Most companies agree that embedding a near-field communication chip in mobile phones is the endgame, but it may be a few years before such devices are widely used. There are still questions about who owns the customer relationships, and introducing new phone hardware will take time as well.
Meanwhile, much of the software infrastructure needed to create a so-called mobile wallet is already available.
"There's a whole other side to the NFC chip" beyond what the hardware can do, said Drew Sievers, chief executive and co-founder of mFoundry Inc. in Larkspur, Calif.
Starbucks Corp. uses software from mFoundry for its mobile app, which displays a bar code to make payments — users hold the phone's screen in front of a special reader, much as they would hold an NFC-equipped phone over a reader at the point of sale once such hardware becomes commonplace.
The Seattle coffee retailer said the true value of its mobile app is not how customers use the phone at the point of sale, but in how they use the phone before they even get to the cash register.
Many shoppers prolong their time at checkout by reloading their prepaid Starbucks cards, slowing down the line of other customers. Since the mobile app lets users check their balances, and if necessary reload the card, at any time, they can do it while they wait in the queue.
"The problem they had to solve was how do we let people reload without disrupting the line," Sievers said.

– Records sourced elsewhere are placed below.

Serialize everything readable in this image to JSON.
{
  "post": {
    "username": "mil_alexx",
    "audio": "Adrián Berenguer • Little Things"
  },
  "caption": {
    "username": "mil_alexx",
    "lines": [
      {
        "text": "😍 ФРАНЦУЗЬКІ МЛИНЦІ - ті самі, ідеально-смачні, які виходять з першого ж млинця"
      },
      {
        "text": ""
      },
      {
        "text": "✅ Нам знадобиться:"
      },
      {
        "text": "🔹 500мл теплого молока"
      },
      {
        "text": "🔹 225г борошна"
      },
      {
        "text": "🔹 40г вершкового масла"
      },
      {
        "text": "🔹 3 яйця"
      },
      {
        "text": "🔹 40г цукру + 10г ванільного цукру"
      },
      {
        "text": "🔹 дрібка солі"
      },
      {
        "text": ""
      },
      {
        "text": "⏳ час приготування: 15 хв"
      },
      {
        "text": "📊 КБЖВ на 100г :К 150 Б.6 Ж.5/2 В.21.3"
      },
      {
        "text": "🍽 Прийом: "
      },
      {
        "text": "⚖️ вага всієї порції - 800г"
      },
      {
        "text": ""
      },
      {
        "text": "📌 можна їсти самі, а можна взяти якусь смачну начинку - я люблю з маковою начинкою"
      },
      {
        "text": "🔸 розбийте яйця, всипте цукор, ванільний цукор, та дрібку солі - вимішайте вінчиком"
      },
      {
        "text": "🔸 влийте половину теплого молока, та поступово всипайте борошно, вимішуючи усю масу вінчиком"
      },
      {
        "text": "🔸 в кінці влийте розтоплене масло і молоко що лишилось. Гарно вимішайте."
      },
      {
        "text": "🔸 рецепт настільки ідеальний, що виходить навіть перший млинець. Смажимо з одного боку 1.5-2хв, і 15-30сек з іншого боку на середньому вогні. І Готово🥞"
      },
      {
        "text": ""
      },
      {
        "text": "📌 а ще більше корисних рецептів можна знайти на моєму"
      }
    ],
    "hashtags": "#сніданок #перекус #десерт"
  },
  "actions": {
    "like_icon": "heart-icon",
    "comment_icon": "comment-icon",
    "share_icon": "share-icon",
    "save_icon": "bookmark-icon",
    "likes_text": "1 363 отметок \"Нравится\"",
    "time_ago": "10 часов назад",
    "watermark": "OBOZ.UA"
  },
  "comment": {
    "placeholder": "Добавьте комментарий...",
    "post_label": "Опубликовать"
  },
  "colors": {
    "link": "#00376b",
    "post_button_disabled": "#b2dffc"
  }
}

Chuck Davidson, the category manager for innovation on Starbucks' card team, said through a spokeswoman that "this gives our customers another way to reload their Starbucks card that's fast and convenient."
Shopkick, of Palo Alto, Calif., has also been exploring the potential of software rather than wait for changes in phone hardware.
Its app, available on Apple Inc.'s iPhone and mobile phones using Google Inc.'s Android operating system, lets consumers earn rewards points for walking into retail locations of Target Corp., Macy's Inc., Best Buy Co. Inc. and other participating merchants. Users can also scan bar codes in dressing rooms and tags on specific products to earn further rewards.
Consumers can use the points they earn — called kickbucks — toward gift cards at the merchants.
Adding NFC, which allows for two-way communication between a device and a reader, could make a program like shopkick more applicable to banks or other companies with payments products, said Richard Crone, the chief executive of Crone Consulting LLC in San Carlos, Calif.
For example, a retailer or a bank could let a consumer register a payment card with the app, allowing him or her to use the app to pay for transactions at the point of sale. Enabling a consumer to also see the balance of funds or available credit on the registered card within the app could further increase usage of that card.
"If I'm a retailer and provide the balance for my store credit card but I don't provide the balance information for bank-branded payment types, then they already have a built-in advantage that will help steer the customer," Crone said.
Alternatively, a bank could nudge a consumer to use its card, generating interchange revenue for the issuer, he said.